The Johns Hopkins School of Nursing established the Paul D. Coverdell Fellows Program in 1991. The program, the first of its kind established in a school of nursing, was ranked No. 4 on the Peace Corps' 2014 list of top Coverdell Fellows programs and No. 1 among nursing schools. Volunteers who have completed their work with the Peace Corps and wish to pursue nursing degrees receive financial aid or scholarships in exchange for their participation in community outreach health programs. Depending on the outreach program, students may receive stipends for their work.
Along with their outreach service, program members must take community outreach courses which focus on underserved communities in East Baltimore. Students in this program may also take advantage of special mentoring opportunities, leadership development activities, and Peace Corps Domestic programs.
Life in Baltimore
In many ways, Baltimore is the heart of American healthcare education and opportunity. Home to the world-class Johns Hopkins institutions, the city is the site of two rapidly developing biotechnology centers and several nationally ranked hospitals. Federal agencies and international health organizations are just an hour away in Washington, DC, and Philadelphia and New York are readily accessible.
Baltimore itself offers cultural and entertainment opportunities for students, including the Baltimore Museum of Art, National Aquarium, Maryland Science Center, and Baltimore Orioles baseball.

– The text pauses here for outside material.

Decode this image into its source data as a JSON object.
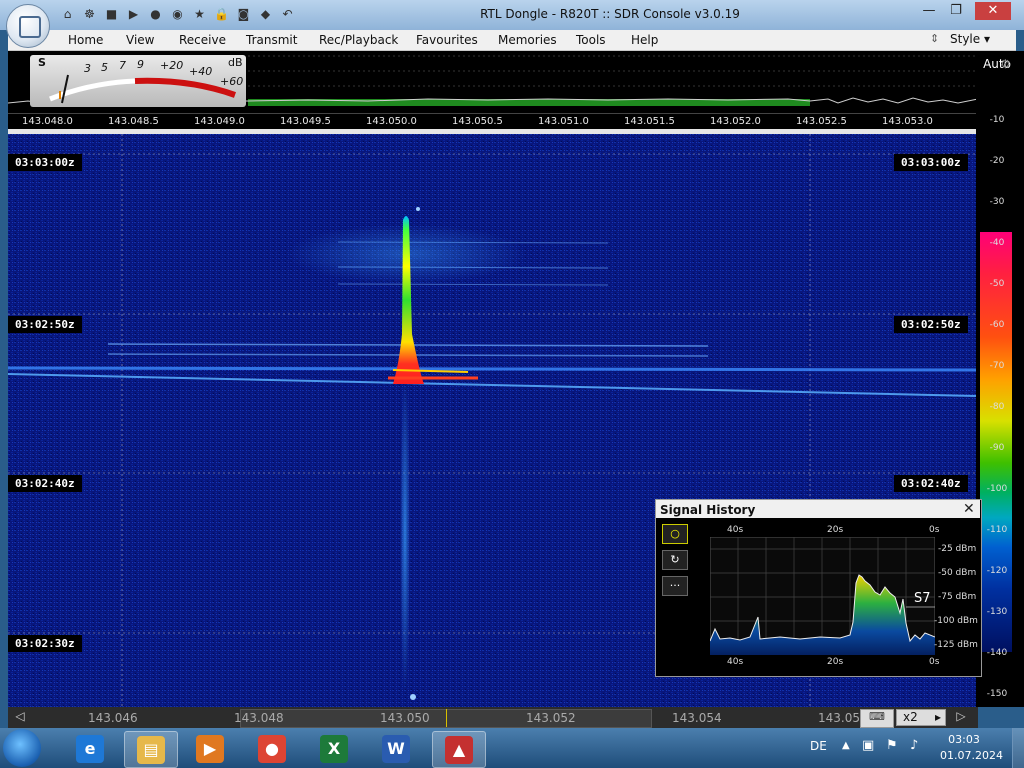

Students also have easy access to the museums and attractions of the nation's capital, as well as internship and employment opportunities with many federal health agencies.
Degrees & Awards

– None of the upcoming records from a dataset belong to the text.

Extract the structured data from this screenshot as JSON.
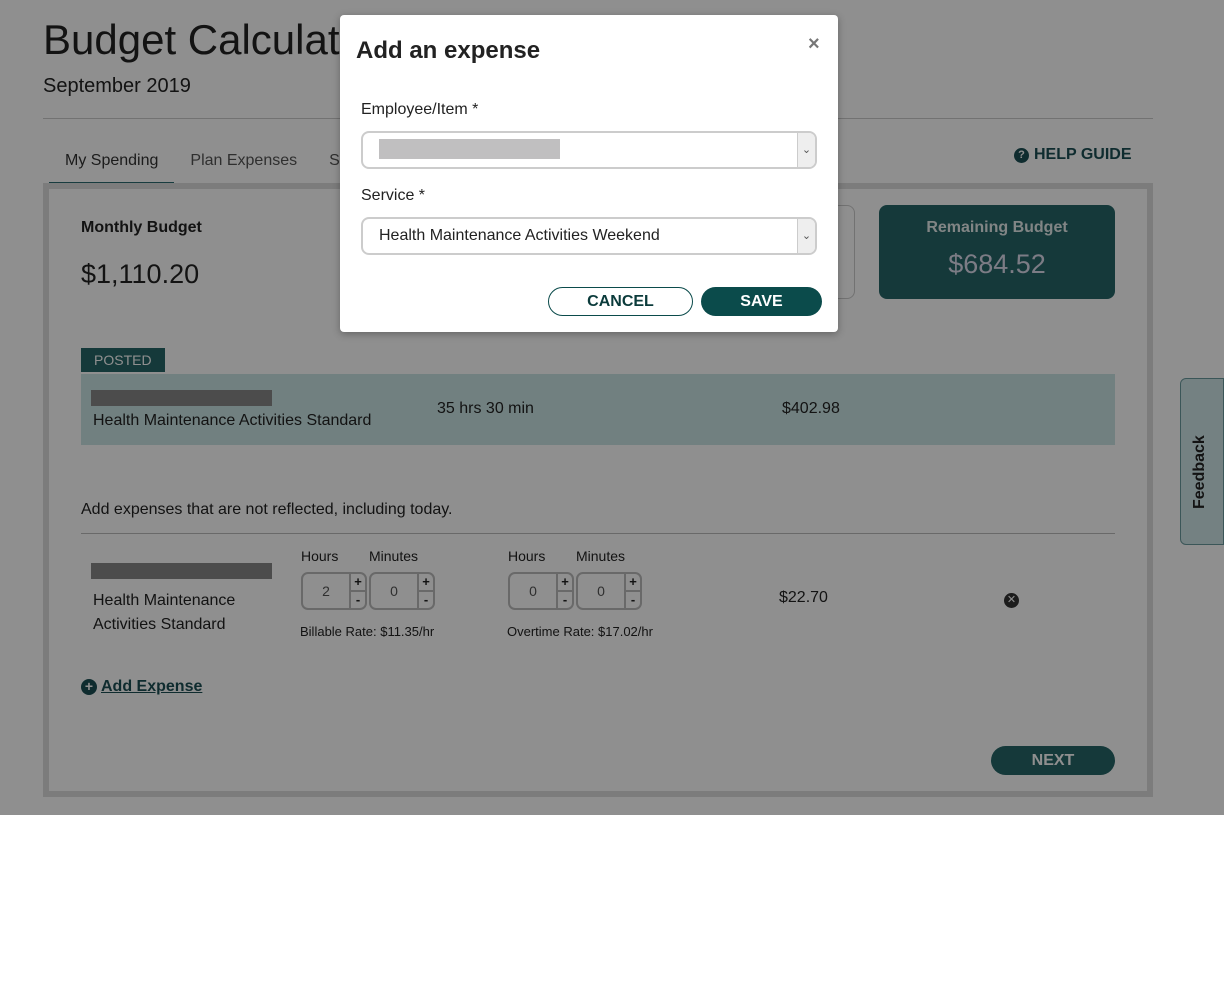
{
  "header": {
    "title": "Budget Calculator",
    "subtitle": "September 2019",
    "help": "HELP GUIDE"
  },
  "tabs": [
    "My Spending",
    "Plan Expenses",
    "S"
  ],
  "summary": {
    "monthly_label": "Monthly Budget",
    "monthly_value": "$1,110.20",
    "remaining_label": "Remaining Budget",
    "remaining_value": "$684.52"
  },
  "posted": {
    "badge": "POSTED",
    "service": "Health Maintenance Activities Standard",
    "time": "35 hrs 30 min",
    "amount": "$402.98"
  },
  "note": "Add expenses that are not reflected, including today.",
  "expense": {
    "service": "Health Maintenance Activities Standard",
    "hours_label": "Hours",
    "minutes_label": "Minutes",
    "billable_hours": "2",
    "billable_minutes": "0",
    "overtime_hours": "0",
    "overtime_minutes": "0",
    "billable_rate": "Billable Rate: $11.35/hr",
    "overtime_rate": "Overtime Rate: $17.02/hr",
    "amount": "$22.70"
  },
  "add_expense": "Add Expense",
  "next": "NEXT",
  "feedback": "Feedback",
  "modal": {
    "title": "Add an expense",
    "close": "×",
    "employee_label": "Employee/Item *",
    "service_label": "Service *",
    "service_value": "Health Maintenance Activities Weekend",
    "cancel": "CANCEL",
    "save": "SAVE"
  }
}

Entrance Exam GRE or GMAT for DNP/MBA
Comp Exam Required
Preliminary oral exam and final oral exam
|Master's Degree Exam||GRE or GMAT for MSN/MBA, GRE for MSN/MPH|
|Master's Degree Requirements||Minimum GPA of 3.0, goal statement/essay, resume, letters of recommendation, official transcripts from all post-secondary institutions attended, BS and RN license (for advanced practice tracks), work experience for some tracks|
|Doctoral Degree Exam||GRE or GMAT for DNP/MBA|
|Doctoral Degree Requirements||Minimum GPA of 3.0, goal statement/essay, resume, letters of recommendation, official transcripts from all post-secondary institutions attended; BSN and RN license (for DNP); writing sample (for PhD), work experience for some tracks|
|Additional Entrance Requirements||Minimum GPA of 3.0, goal statement/essay, resume, letters of recommendation, official transcripts from all post-secondary institutions, MSN, RN license, NP license for some tracks, work experience for some tracks|
TOEFL Paper score: 600
TOEFL IBT score: 100
IELTS Paper score: 7
Tuition & Fees
|Financial award applicants must submit:||FAFSA|
|Application deadlines for financial awards||March 1|
|Types of financial support available||
Scholarship and/or loans
|Black or African American||12.8%|
|White or Caucasian||57%|
|American Indian or Alaska Native||0%|
|Native Hawaiian or Pacific Islander||0.13%|
|Two or more races||3.91%|
|Focus of faculty research:||Cardiovascular disease, symptom management, palliative care, violence, health disparities|
|Externally sponsored research expenditures last year:||10,606,870|